GLOBAL MARKETS-Markets little changed ahead of Draghi, Fed minutes

Wed Jul 9, 2014 10:58am EDT

* Alcoa's beat boosts Wall Street stocks
    * Euro edges up versus greenback

 (Updates prices, changes comments, byline, dateline, previous
LONDON)
    By Rodrigo Campos
    NEW YORK, July 9 (Reuters) - A global stocks index was
little changed on Wednesday as strong U.S. earnings offset
weaker European industrial data ahead of key central bank news.
    Markets were looking ahead to a speech by European Central
Bank President Mario Draghi and minutes from the most recent
Federal Reserve meeting, with special focus on any mention of a
timeline to raise U.S. interest rates and the Fed's take on
strengthening economic data.
    Alcoa Inc reported results after Wall Street closed
Tuesday, beating analysts' expectations and lifting the aluminum
maker's stock more than 3 percent.
    Wall Street opened higher, lifted by the good earnings mood,
but gains are barely making a dent on losses sustained in the
previous two sessions.
    "The market was encouraged by Alcoa, especially since we
were arguably oversold in the very short term," said Steve
Sosnick, equity-risk manager at Timber Hill/Interactive Brokers
Group in Greenwich, Connecticut. 
    "However, it's hard to predict big moves ahead of all the
news coming out next week, and there's no reason to suspect we
couldn't pull back further," he said, in reference to the heavy
earnings calendar.
    The Dow Jones industrial average rose 49.19 points or
0.29 percent, to 16,955.81, the S&P 500 gained 7.42
points or 0.38 percent, to 1,971.13 and the Nasdaq Composite
 added 23.24 points or 0.53 percent, to 4,414.70.
    The FTSEuroFirst 300 index of leading European shares was
down less than 0.1 percent and MSCI's global gauge of
stocks ticked up less than 0.1 percent.
    The dollar edged 0.15 percent lower against a basket of
currencies and the euro strengthened 0.2 percent against
the greenback.
    Regarding the Fed minutes, any discussion by Fed members
about a recent uptick in U.S. consumer prices will be key after
Fed Chair Janet Yellen downplayed heating inflation data after
the June meeting as being "noisy." 
    "The characterization by Fed Chair Yellen of the inflation
pop-up as noise really took the wind out of the sails of the
near-term hawks," said Steven Englander, global head of G10
foreign exchange strategy at CitiFX in New York.
    Overnight, China said its consumer price index rose 2.3
percent in June from a year earlier, shy of the consensus
forecast of 2.4 percent, and a sign economic activity may be
cooling. 
    U.S. bond markets were steady ahead of the Fed minutes and
Draghi's appearance in London, where two years ago he delivered
his speech pledging to do "whatever it takes" to save the euro.
    The benchmark 10-year Treasury note yield was
unchanged at 2.565 percent with traders setting up for $21
billion in 10-year note supply. The yield on Germany's Bund
 slipped to a 14-month low of 1.21 percent.
    Upbeat U.S. employment data last week prompted some
economists to predict the Fed would raise interest rates earlier
than previously thought, but yields have since fallen, with
investors cautious about the strength of the recovery.
    Brent oil fell 0.5 percent to $108.35 per barrel and
U.S. crude dropped 0.9 percent to $102.49.
    Gold was up 0.5 percent at $1,324.70 an ounce.

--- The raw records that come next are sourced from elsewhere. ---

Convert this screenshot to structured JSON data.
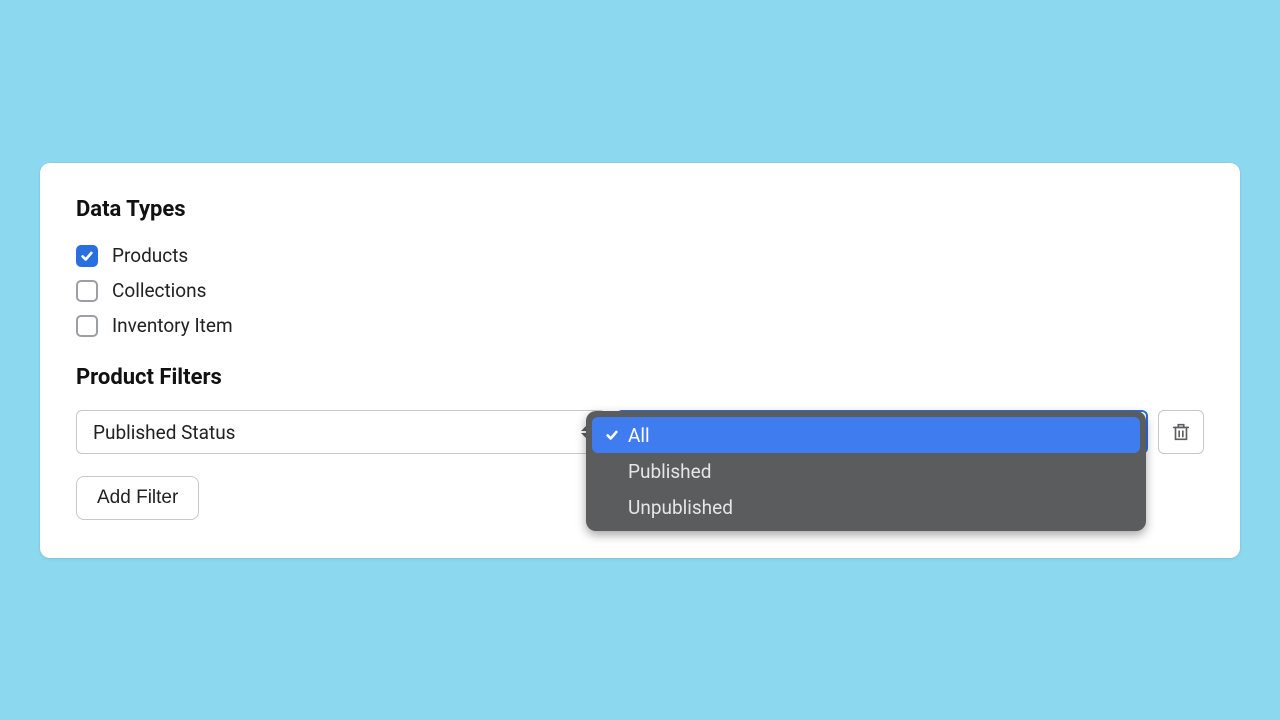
{
  "section_data_types_title": "Data Types",
  "data_types": [
    {
      "label": "Products",
      "checked": true
    },
    {
      "label": "Collections",
      "checked": false
    },
    {
      "label": "Inventory Item",
      "checked": false
    }
  ],
  "section_filters_title": "Product Filters",
  "filter_field_selected": "Published Status",
  "filter_value_selected": "All",
  "filter_value_options": [
    "All",
    "Published",
    "Unpublished"
  ],
  "add_filter_label": "Add Filter"
}
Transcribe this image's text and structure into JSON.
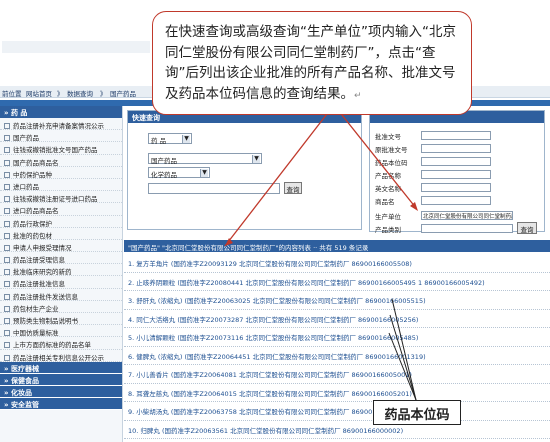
{
  "header": {
    "left_text": "前位置 网站首页 》 数据查询 》 国产药品",
    "left_text_top": "自位置 网站首页"
  },
  "nav": {
    "crumb": [
      "前位置",
      "网站首页",
      "》",
      "数据查询",
      "》",
      "国产药品"
    ]
  },
  "sidebar": {
    "head": "» 药 品",
    "items": [
      "药品注册补充申请备案情况公示",
      "国产药品",
      "往钱或撤销批准文号国产药品",
      "国产药品商品名",
      "中药保护品种",
      "进口药品",
      "往钱或撤销注册证号进口药品",
      "进口药品商品名",
      "药品行政保护",
      "批准的药包材",
      "申请人申报受理情况",
      "药品注册受理信息",
      "批准临床研究的新药",
      "药品注册批准信息",
      "药品注册批件发送信息",
      "药包材生产企业",
      "预防类生物制品说明书",
      "中国仿质量标准",
      "上市方面药标准的药品名单",
      "药品注册相关专利信息公开公示"
    ],
    "categories": [
      "» 医疗器械",
      "» 保健食品",
      "» 化妆品",
      "» 安全监管"
    ]
  },
  "quick_search": {
    "title": "快速查询",
    "select1": "药  品",
    "select2": "国产药品",
    "select3": "化学药品",
    "button": "查询"
  },
  "advanced_search": {
    "labels": [
      "批准文号",
      "原批准文号",
      "药品本位码",
      "产品名称",
      "英文名称",
      "商品名",
      "生产单位",
      "产品类别"
    ],
    "producer_value": "北京同仁堂股份有限公司同仁堂制药厂",
    "button": "查询"
  },
  "result_bar": "\"国产药品\" \"北京同仁堂股份有限公司同仁堂制药厂\"的内容列表 ·· 共有 519 条记录",
  "results": [
    "1. 复方羊角片 (国药准字Z20093129 北京同仁堂股份有限公司同仁堂制药厂 86900166005508)",
    "2. 止咳养阴颗粒 (国药准字Z20080441 北京同仁堂股份有限公司同仁堂制药厂 86900166005495 1 86900166005492)",
    "3. 舒肝丸 (浓缩丸) (国药准字Z20063025 北京同仁堂股份有限公司同仁堂制药厂 86900166005515)",
    "4. 同仁大活络丸 (国药准字Z20073287 北京同仁堂股份有限公司同仁堂制药厂 86900166005256)",
    "5. 小儿清解颗粒 (国药准字Z20073116 北京同仁堂股份有限公司同仁堂制药厂 86900166005485)",
    "6. 健脾丸 (浓缩丸) (国药准字Z20064451 北京同仁堂股份有限公司同仁堂制药厂 86900166001319)",
    "7. 小儿善香片 (国药准字Z20064081 北京同仁堂股份有限公司同仁堂制药厂 86900166005001)",
    "8. 耳聋左慈丸 (国药准字Z20064015 北京同仁堂股份有限公司同仁堂制药厂 86900166005201)",
    "9. 小柴胡汤丸 (国药准字Z20063758 北京同仁堂股份有限公司同仁堂制药厂 86900166005081)",
    "10. 归脾丸 (国药准字Z20063561 北京同仁堂股份有限公司同仁堂制药厂 86900166000002)"
  ],
  "callout": "在快速查询或高级查询“生产单位”项内输入“北京同仁堂股份有限公司同仁堂制药厂”，点击“查询”后列出该企业批准的所有产品名称、批准文号及药品本位码信息的查询结果。",
  "callout_return": "↵",
  "label_box": "药品本位码",
  "colors": {
    "nav_blue": "#2e5f9e",
    "accent_red": "#c0392b",
    "link_blue": "#1d4f91"
  }
}
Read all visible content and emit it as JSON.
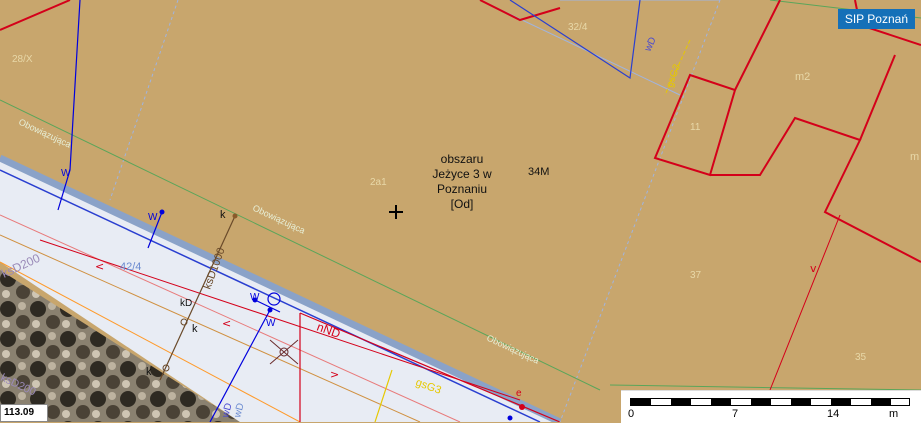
{
  "badge": "SIP Poznań",
  "area_label": [
    "obszaru",
    "Jeżyce 3 w",
    "Poznaniu",
    "[Od]"
  ],
  "coordinate": "113.09",
  "scale": {
    "ticks": [
      "0",
      "7",
      "14"
    ],
    "unit": "m"
  },
  "parcel_labels": [
    "34M",
    "2a1",
    "28/X",
    "32/4",
    "m2",
    "11",
    "37",
    "35",
    "m"
  ],
  "zone_labels": [
    "Obowiązująca",
    "Obowiązująca",
    "Obowiązująca"
  ],
  "utility_labels": [
    "ksD200",
    "ksD200",
    "42/4",
    "kD",
    "k",
    "k",
    "k",
    "W",
    "W",
    "W",
    "W",
    "wD",
    "wD",
    "wD",
    "nND",
    "gsG3",
    "gsG3",
    "e",
    "ksD1000"
  ],
  "colors": {
    "parcel_fill": "#c8a66d",
    "road": "#e8ecf4",
    "boundary_red": "#d4001a",
    "water_blue": "#0000dd",
    "zone_green": "#5aa55a",
    "gas_yellow": "#e6c800",
    "badge": "#1570b8"
  }
}
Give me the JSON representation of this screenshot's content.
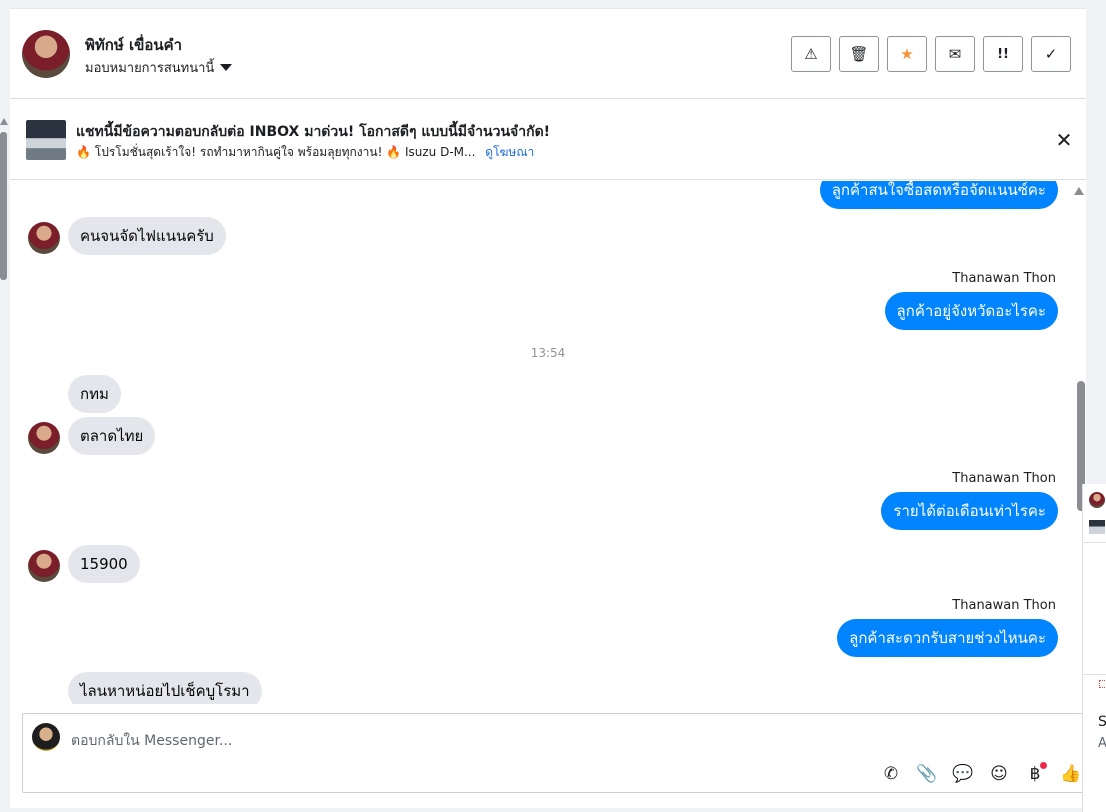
{
  "header": {
    "name": "พิทักษ์ เขื่อนคำ",
    "assign_label": "มอบหมายการสนทนานี้"
  },
  "toolbar": {
    "buttons": [
      {
        "icon": "warning-icon",
        "glyph": "⚠"
      },
      {
        "icon": "trash-icon",
        "glyph": "🗑"
      },
      {
        "icon": "star-icon",
        "glyph": "★"
      },
      {
        "icon": "mail-open-icon",
        "glyph": "✉"
      },
      {
        "icon": "important-icon",
        "glyph": "!!"
      },
      {
        "icon": "check-icon",
        "glyph": "✓"
      }
    ],
    "star_color": "#f7923b"
  },
  "promo": {
    "title": "แชทนี้มีข้อความตอบกลับต่อ INBOX มาด่วน! โอกาสดีๆ แบบนี้มีจำนวนจำกัด!",
    "subtitle": "🔥 โปรโมชั่นสุดเร้าใจ! รถทำมาหากินคู่ใจ พร้อมลุยทุกงาน! 🔥 Isuzu D-M...",
    "link": "ดูโฆษณา",
    "close": "✕"
  },
  "chat": {
    "partial_top_message": "ลูกค้าสนใจซื้อสดหรือจัดแนนซ์คะ",
    "messages": [
      {
        "dir": "in",
        "text": "คนจนจัดไฟแนนครับ"
      },
      {
        "dir": "out",
        "sender": "Thanawan Thon",
        "text": "ลูกค้าอยู่จังหวัดอะไรคะ"
      },
      {
        "dir": "time",
        "text": "13:54"
      },
      {
        "dir": "in",
        "text": "กทม"
      },
      {
        "dir": "in",
        "text": "ตลาดไทย"
      },
      {
        "dir": "out",
        "sender": "Thanawan Thon",
        "text": "รายได้ต่อเดือนเท่าไรคะ"
      },
      {
        "dir": "in",
        "text": "15900"
      },
      {
        "dir": "out",
        "sender": "Thanawan Thon",
        "text": "ลูกค้าสะดวกรับสายช่วงไหนคะ"
      },
      {
        "dir": "in",
        "text": "ไลนหาหน่อยไปเช็คบูโรมา"
      }
    ],
    "out_color": "#0084ff",
    "in_color": "#e4e6eb"
  },
  "composer": {
    "placeholder": "ตอบกลับใน Messenger...",
    "icons": [
      {
        "name": "phone-add-icon",
        "glyph": "✆"
      },
      {
        "name": "attachment-icon",
        "glyph": "📎"
      },
      {
        "name": "saved-reply-icon",
        "glyph": "💬"
      },
      {
        "name": "emoji-icon",
        "glyph": "☺"
      },
      {
        "name": "baht-payment-icon",
        "glyph": "฿"
      },
      {
        "name": "thumbs-up-icon",
        "glyph": "👍"
      }
    ]
  },
  "side": {
    "line1": "S",
    "line2": "A"
  }
}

 (Reporting by Rodrigo Campos Additional reporting by Ryan
Vlastelica, Karen Brettell and Richard Leong; Editing by James
Dalgleish)